In June 5–9, 2017, during the United Nations (UN) Ocean Conference, 143 governments, signatory parties of the Convention on Biological Diversity (CBD) declared their commitment and strategies to reach several objectives of the Sustainable Development Goal (SDG) 14, which stands to “conserve and sustainably use the oceans, seas and marine resources for sustainable development”.
Coral reefs are one of the world’s most biologically diverse and productive ecosystems. However, these valuable resources are highly threatened by human activities. Satellite remotely sensed observations enhance our understanding of coral reefs and some of the threats facing them by providing global spatial and time-series data on reef habitats and the environmental conditions influencing them in near-real time.
A new paradigm has emerged for management of coral reefs in an era of changing climate – managing for resilience. A fundamental need for such management to be effective is our ability to measure and map coral reef resilience. We review the resilience concept and factors that may make a coral reef more or less resilient to climate-driven impacts, and focus on recent advances in a trio of technologies – remote sensing, spatial distribution modeling, and ecosystem simulation – that promise to improve our ability to quantify coral reef resilience across reefs.
Adaptive marine conservation planning in the face of climate change: What can we learn from physiological, ecological and genetic studies?
Rapid anthropogenic climate change is a major threat to ocean biodiversity, increasing the challenge for marine conservation. Strategic conservation planning, and more recently marine spatial planning (MSP) are among the most promising management tools to operationalize and enforce marine conservation. As yet, climate change is seldom incorporated into these plans, potentially curtailing the effectiveness of designated conservation areas under novel environmental conditions.
Agreeing to disagree on what we have or have not agreed on: The current state of play of the BBNJ negotiations on the status of marine genetic resources in areas beyond national jurisdiction
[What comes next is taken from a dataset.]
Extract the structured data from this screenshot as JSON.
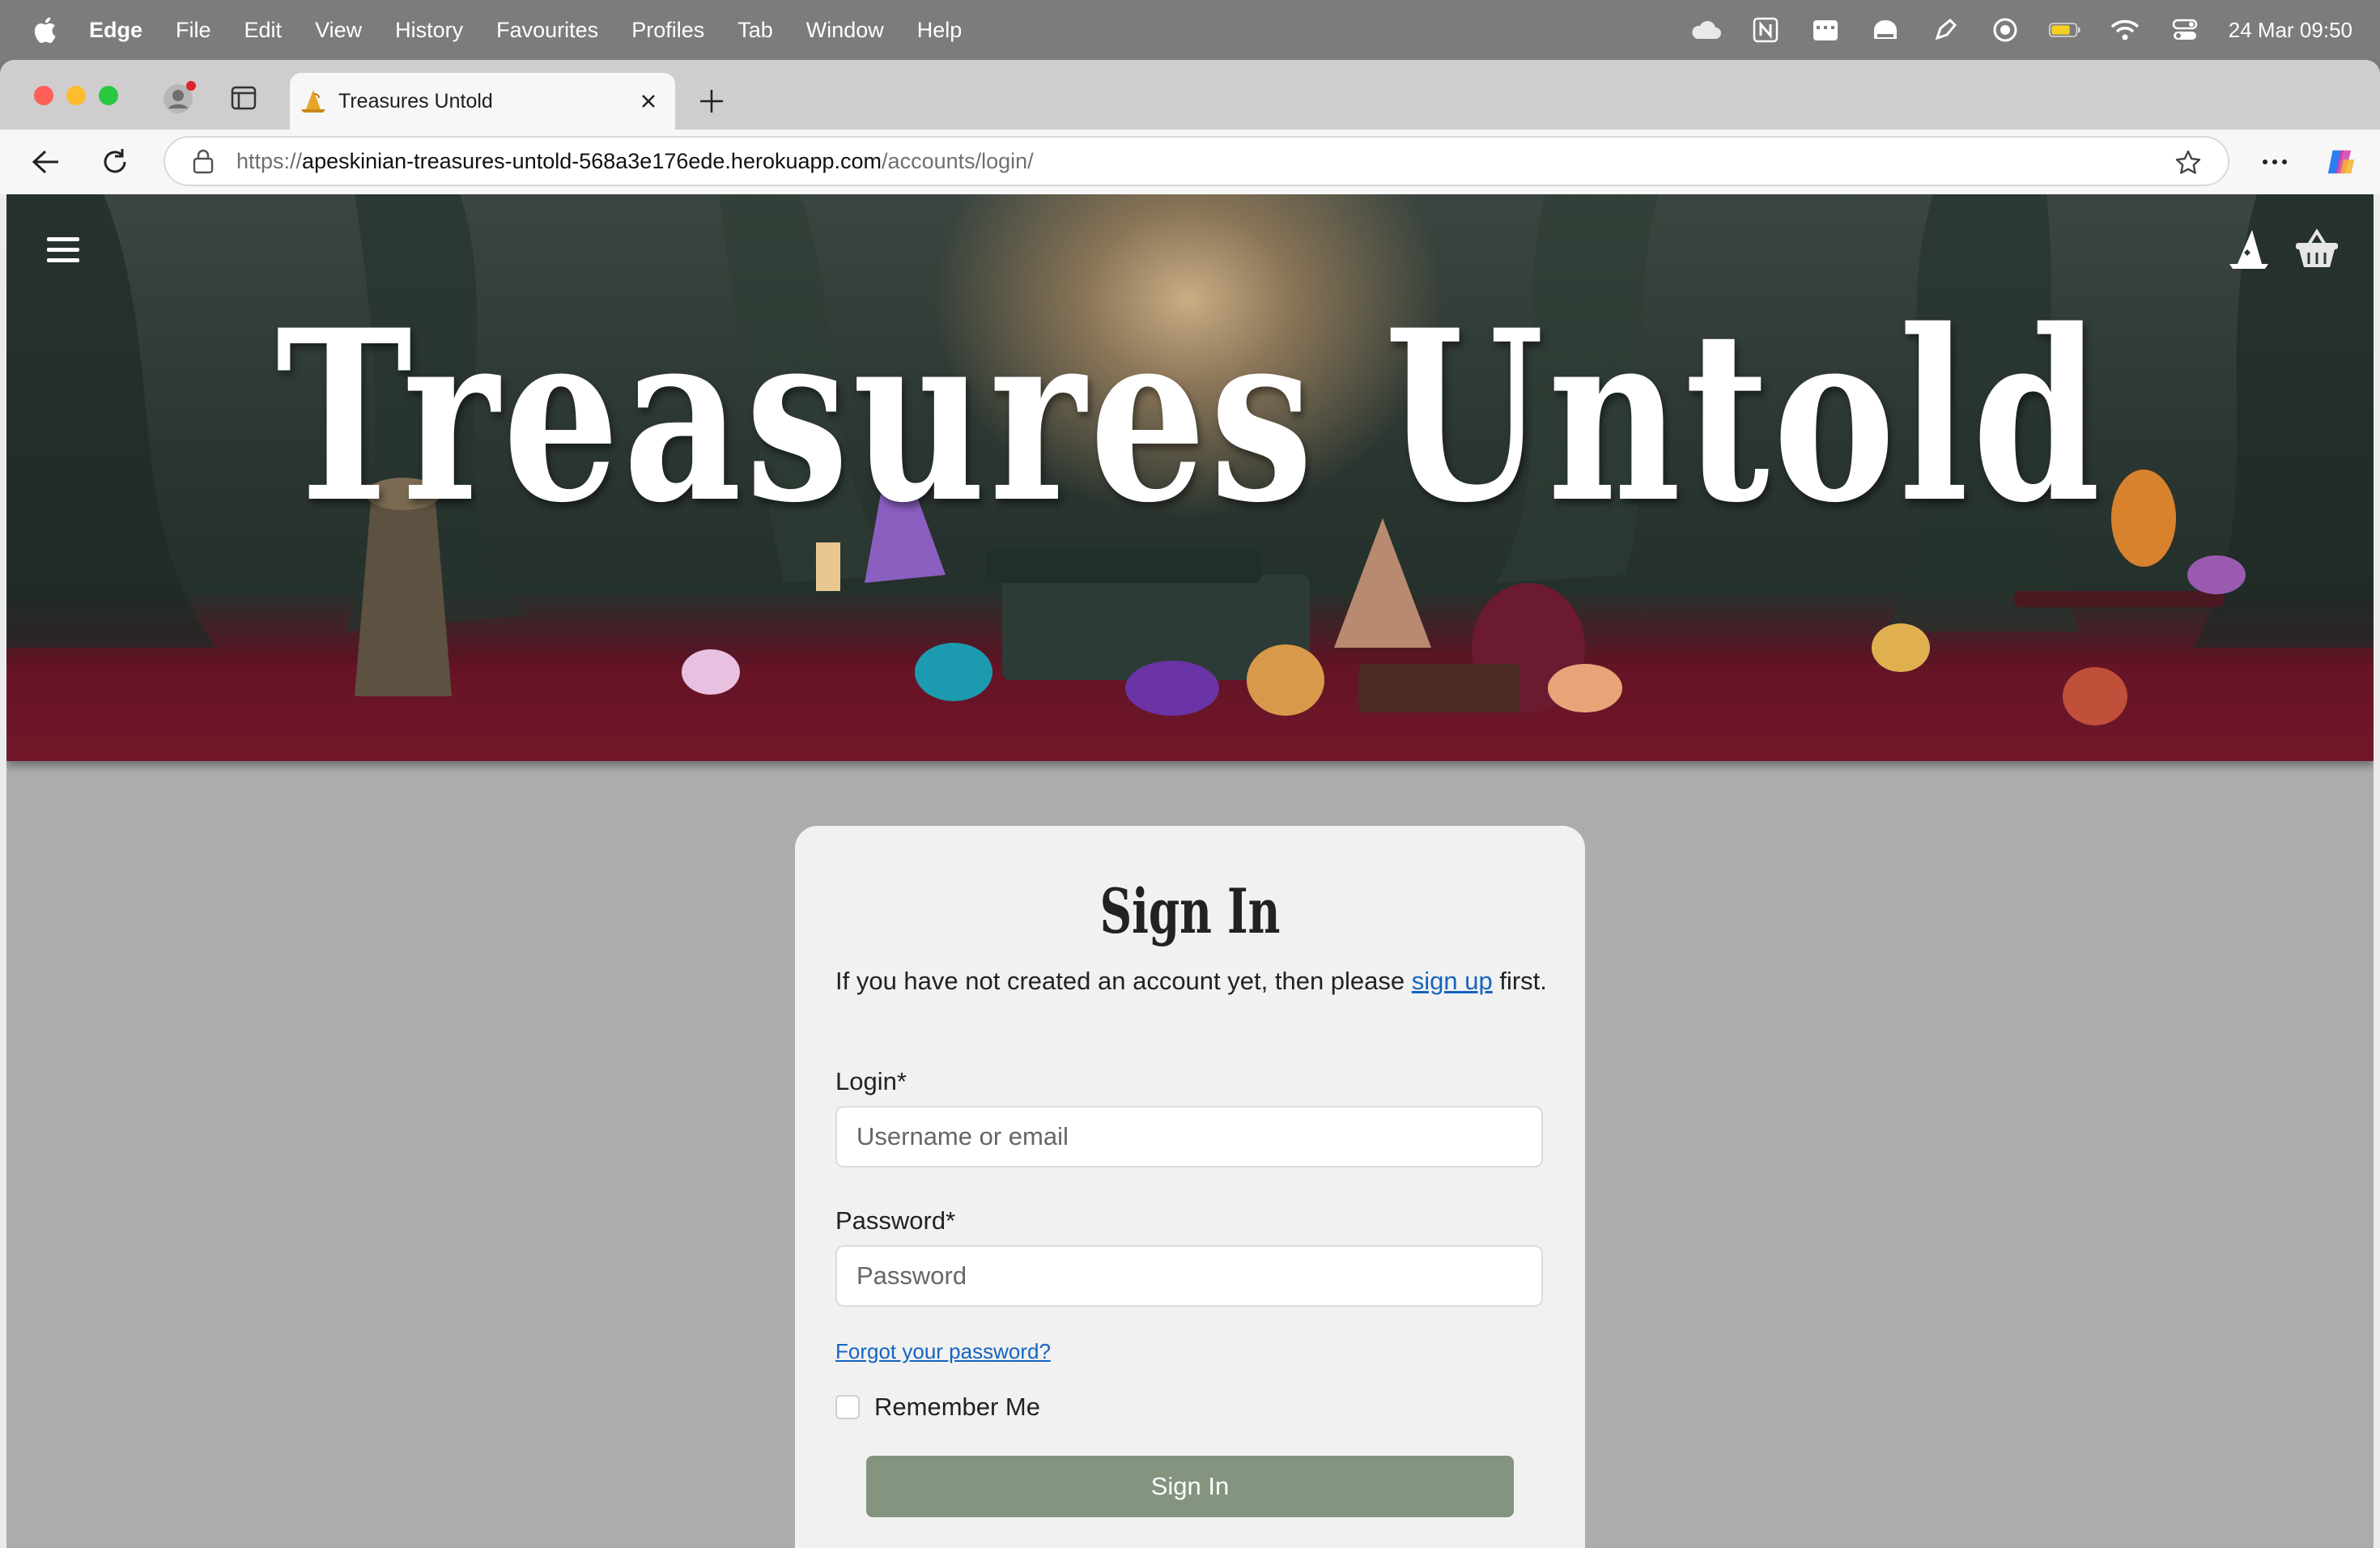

United Nations General Assembly Resolution 69/292 has committed States to develop an international legally binding instrument under the 1982 United Nations Convention on the Law of the Sea on the conservation and sustainable use of marine biological diversity of areas beyond national jurisdiction (BBNJ). The instrument must address a ‘package deal’ including questions relating to access and benefit sharing in relation to marine genetic resources (‘MGRs’) in areas beyond national jurisdiction (‘ABNJ’).
Corals and coral-associated species are highly vulnerable to the emerging effects of global climate change. The widespread degradation of coral reefs, which will be accelerated by climate change, jeopardizes the goods and services that tropical nations derive from reef ecosystems. However, climate change impacts to reef social–ecological systems can also be bi-directional. For example, some climate impacts, such as storms and sea level rise, can directly impact societies, with repercussions for how they interact with the environment.
Climate change will impact coral-reef fishes through effects on individual performance, trophic linkages, recruitment dynamics, population connectivity and other ecosystem processes. The most immediate impacts will be a loss of diversity and changes to fish community composition as a result of coral bleaching. Coral-dependent fishes suffer the most rapid population declines as coral is lost; however, many other species will exhibit long-term declines due to loss of settlement habitat and erosion of habitat structural complexity.
Marine protected areas (MPAs) are an area-based conservation strategy commonly used to safeguard marine biodiversity and ecosystem services. Ecological connectivity governs the exchange of individuals among spatially fragmented habitats and is often highlighted as an important element in the design of MPAs. However, the degree to which measured or modelled representations of connectivity are applied to marine management decisions worldwide remains unclear.
The Great Barrier Reef is internationally recognised for its natural and heritage value. Australian Government established the Great Barrier Reef Marine Park under the Great Barrier Reef Marine Park Act, 1975. The Act provides a legal regime for the protection of the natural and heritage values of the Reef. The Act incorporated spatial zoning and Marine Spatial Planning (MSP) to achieve the objective of ecologically sustainable use and management. The Act applies many principles including Ecosystem-Based Management (EBM) to achieve the objective.
Formal education at the regional University of the South Pacific (USP) needs to continue to evolve in order to prepare students from Pacific Island countries (PICs) to meet future challenges as ocean managers. In this article we report on the findings of a scoping survey done with 30 USP students. The survey found high levels of satisfaction among undergraduates admitted directly from high school, but among students who had prior work experience there was less satisfaction.